*** Begin section ***

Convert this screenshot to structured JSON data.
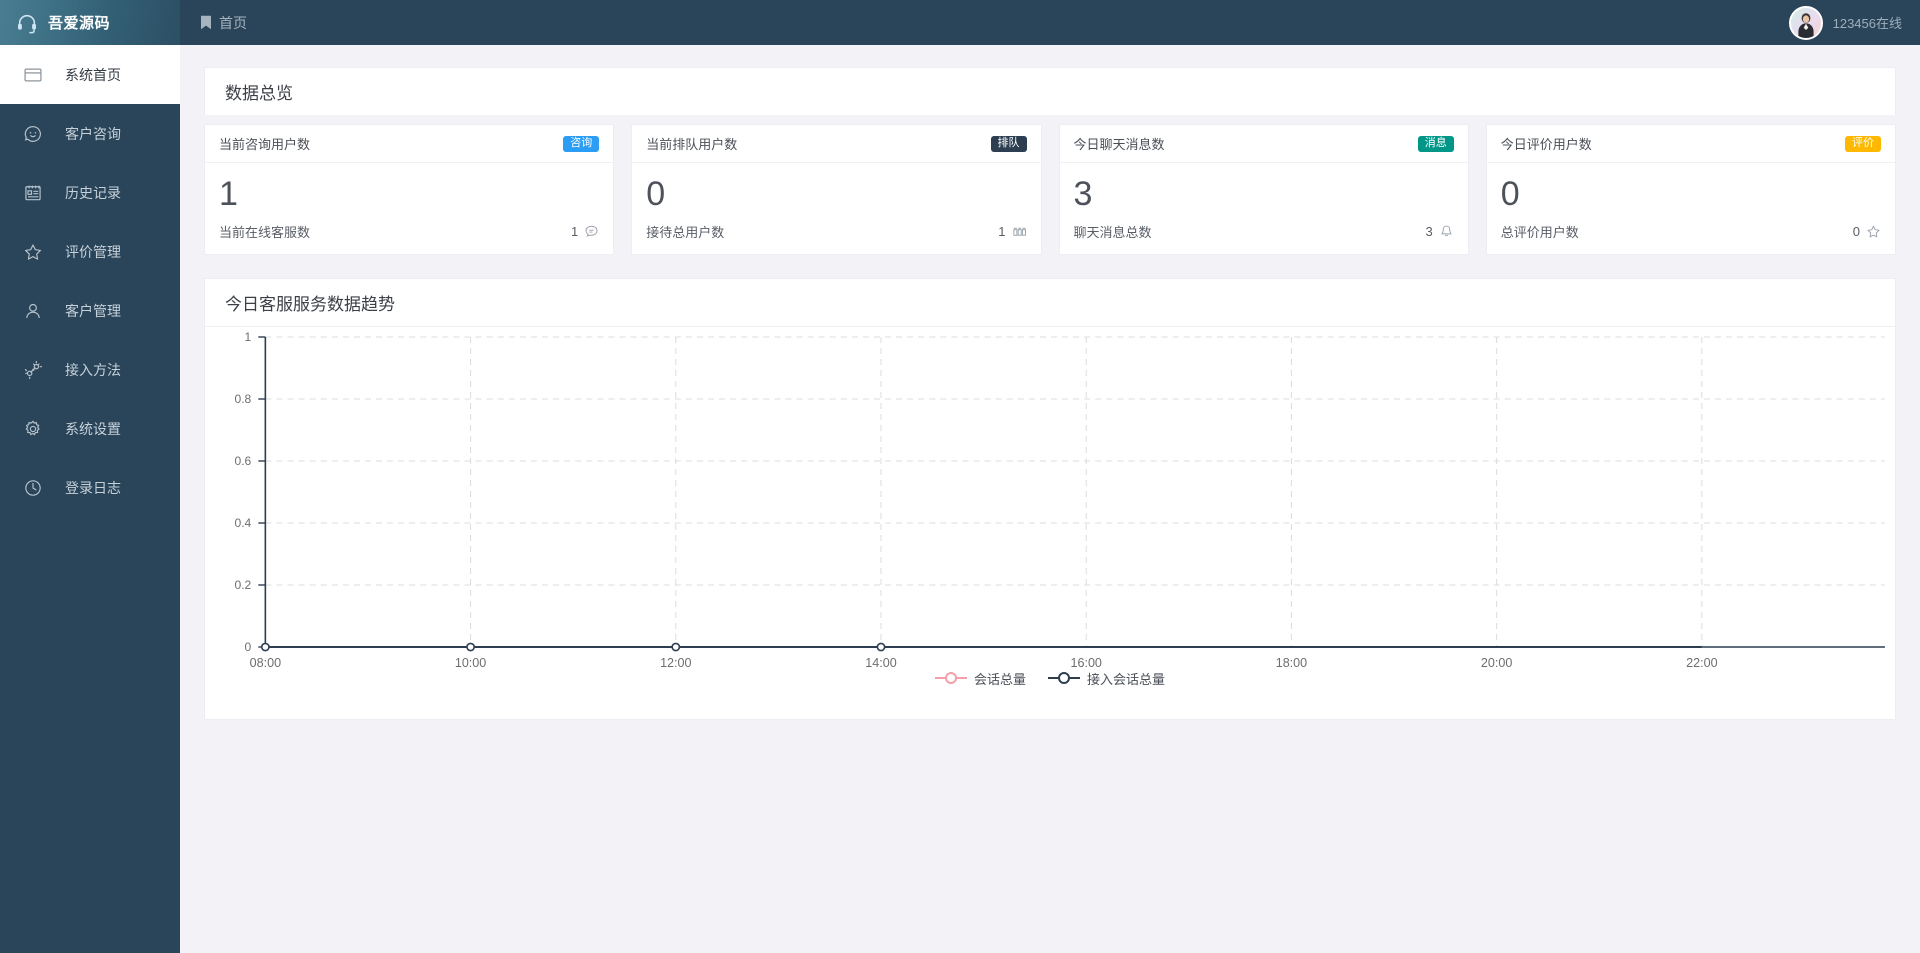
{
  "brand": {
    "name": "吾爱源码",
    "logo_icon": "headset-icon"
  },
  "sidebar": {
    "items": [
      {
        "label": "系统首页",
        "icon": "window-icon",
        "active": true
      },
      {
        "label": "客户咨询",
        "icon": "smiley-chat-icon",
        "active": false
      },
      {
        "label": "历史记录",
        "icon": "note-list-icon",
        "active": false
      },
      {
        "label": "评价管理",
        "icon": "star-icon",
        "active": false
      },
      {
        "label": "客户管理",
        "icon": "user-icon",
        "active": false
      },
      {
        "label": "接入方法",
        "icon": "connect-icon",
        "active": false
      },
      {
        "label": "系统设置",
        "icon": "gear-icon",
        "active": false
      },
      {
        "label": "登录日志",
        "icon": "clock-icon",
        "active": false
      }
    ]
  },
  "topbar": {
    "breadcrumb": "首页",
    "breadcrumb_icon": "bookmark-icon",
    "user_label": "123456在线",
    "avatar_icon": "avatar"
  },
  "overview": {
    "title": "数据总览",
    "cards": [
      {
        "label": "当前咨询用户数",
        "badge": "咨询",
        "badge_color": "#2b9df4",
        "value": "1",
        "foot_label": "当前在线客服数",
        "foot_value": "1",
        "foot_icon": "chat-bubble-icon"
      },
      {
        "label": "当前排队用户数",
        "badge": "排队",
        "badge_color": "#2c3e50",
        "value": "0",
        "foot_label": "接待总用户数",
        "foot_value": "1",
        "foot_icon": "queue-icon"
      },
      {
        "label": "今日聊天消息数",
        "badge": "消息",
        "badge_color": "#009688",
        "value": "3",
        "foot_label": "聊天消息总数",
        "foot_value": "3",
        "foot_icon": "bell-icon"
      },
      {
        "label": "今日评价用户数",
        "badge": "评价",
        "badge_color": "#ffb800",
        "value": "0",
        "foot_label": "总评价用户数",
        "foot_value": "0",
        "foot_icon": "star-outline-icon"
      }
    ]
  },
  "trend": {
    "title": "今日客服服务数据趋势"
  },
  "chart_data": {
    "type": "line",
    "title": "今日客服服务数据趋势",
    "xlabel": "",
    "ylabel": "",
    "x": [
      "08:00",
      "10:00",
      "12:00",
      "14:00",
      "16:00",
      "18:00",
      "20:00",
      "22:00"
    ],
    "yticks": [
      "0",
      "0.2",
      "0.4",
      "0.6",
      "0.8",
      "1"
    ],
    "ylim": [
      0,
      1
    ],
    "grid": true,
    "legend_position": "bottom",
    "series": [
      {
        "name": "会话总量",
        "color": "#f4a0a8",
        "values": [
          0,
          0,
          0,
          0,
          0,
          0,
          0,
          0
        ]
      },
      {
        "name": "接入会话总量",
        "color": "#2c3e50",
        "values": [
          0,
          0,
          0,
          0,
          0,
          0,
          0,
          0
        ]
      }
    ]
  }
}
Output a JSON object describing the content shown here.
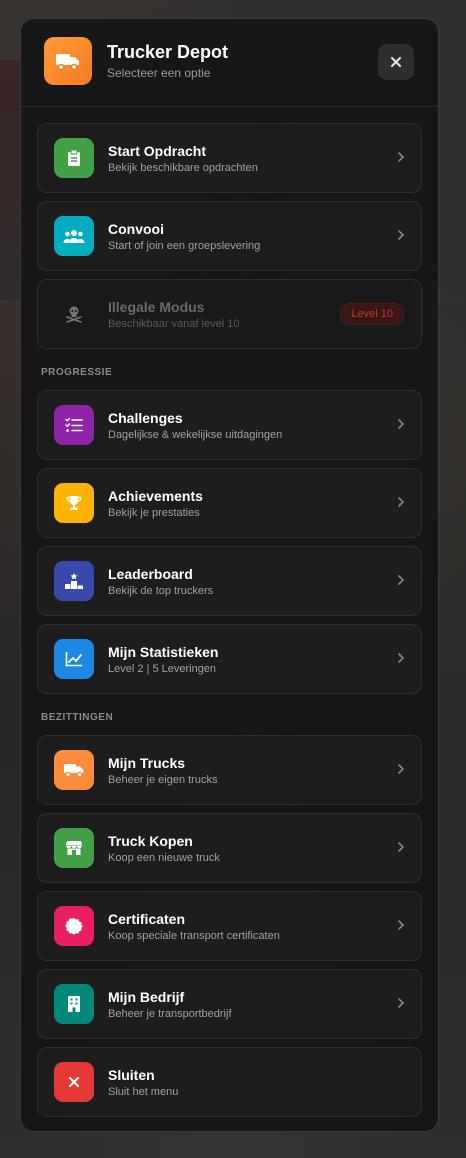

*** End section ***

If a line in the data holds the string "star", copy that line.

        "icon": "star-icon",
        "foot_icon": "star-outline-icon"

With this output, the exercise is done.